I shake my head. “No….you can color. That’s not…that’s not why it’s hard to talk right now.” It’s almost easier, in a way, because she isn’t looking at me when she is coloring. I just can’t get the words out.
“Okay. I just wanted to be sure. Because I am listening, and I do want to hear what you have to say,” she says gently.
“Okay.” I focus on coloring again, this time with a bright orange pencil. “I just…I can’t say it right now.”
“That’s okay. We have lots of time. You’ll say it when you are ready.” She is so reassuring, so calm and confident that things will be okay. And, for the first time, I think I believe her.
We wrap things up, and I tell her that maybe I will write it down, or talk about it on Thursday. She tells me she is listening, and here, whenever I’m ready.

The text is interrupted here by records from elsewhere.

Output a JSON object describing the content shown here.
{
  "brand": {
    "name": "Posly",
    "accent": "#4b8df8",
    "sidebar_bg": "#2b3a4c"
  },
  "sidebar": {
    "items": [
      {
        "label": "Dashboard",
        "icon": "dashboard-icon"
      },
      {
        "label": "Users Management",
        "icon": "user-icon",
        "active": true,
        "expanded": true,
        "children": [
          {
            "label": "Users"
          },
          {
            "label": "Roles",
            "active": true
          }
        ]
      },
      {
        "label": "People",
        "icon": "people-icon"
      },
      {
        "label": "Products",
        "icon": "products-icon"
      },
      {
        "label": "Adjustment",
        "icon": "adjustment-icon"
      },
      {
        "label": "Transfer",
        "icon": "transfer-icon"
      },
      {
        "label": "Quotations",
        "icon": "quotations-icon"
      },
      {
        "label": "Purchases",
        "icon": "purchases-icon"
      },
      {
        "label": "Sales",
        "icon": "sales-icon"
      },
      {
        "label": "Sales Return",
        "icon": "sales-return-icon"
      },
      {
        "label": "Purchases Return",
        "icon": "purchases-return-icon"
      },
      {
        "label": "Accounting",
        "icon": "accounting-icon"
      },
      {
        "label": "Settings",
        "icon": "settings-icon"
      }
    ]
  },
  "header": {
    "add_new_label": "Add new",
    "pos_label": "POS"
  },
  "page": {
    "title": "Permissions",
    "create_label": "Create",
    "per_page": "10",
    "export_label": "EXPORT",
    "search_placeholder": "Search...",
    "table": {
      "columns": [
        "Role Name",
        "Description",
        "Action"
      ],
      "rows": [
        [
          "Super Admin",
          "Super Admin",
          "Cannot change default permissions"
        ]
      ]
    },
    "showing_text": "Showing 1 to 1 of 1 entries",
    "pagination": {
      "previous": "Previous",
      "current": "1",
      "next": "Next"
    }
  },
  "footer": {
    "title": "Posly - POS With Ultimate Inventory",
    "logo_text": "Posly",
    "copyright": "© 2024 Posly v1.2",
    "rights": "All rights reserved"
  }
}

When I’m in my car, I think about it. The idea, the thought just won’t stop running through my mind. I blame myself, I blame my parents, I’m hurt that no adult in my life noticed, but I can’t put any of the blame on him. Why is that? I’m afraid that if I let myself blame him, even a little bit, a massive amount of anger and rage and hurt and pain and tears will be unleashed. I’m afraid I will have to face the fact that I had no control, and that terrifies me. I think I will drown in the anger and hurt, and the loss of control will kill me. I can’t say the thought out loud because then it will be real, and I’ll have to examine it and wonder about it and talk about it. And I’m afraid Bea will be happy I’m thinking these things, thinking in this new way, and she will want me to face all of it. I can’t do it. I just can’t do. And still, I think, what if? What if I could put some of the blame on him? What if?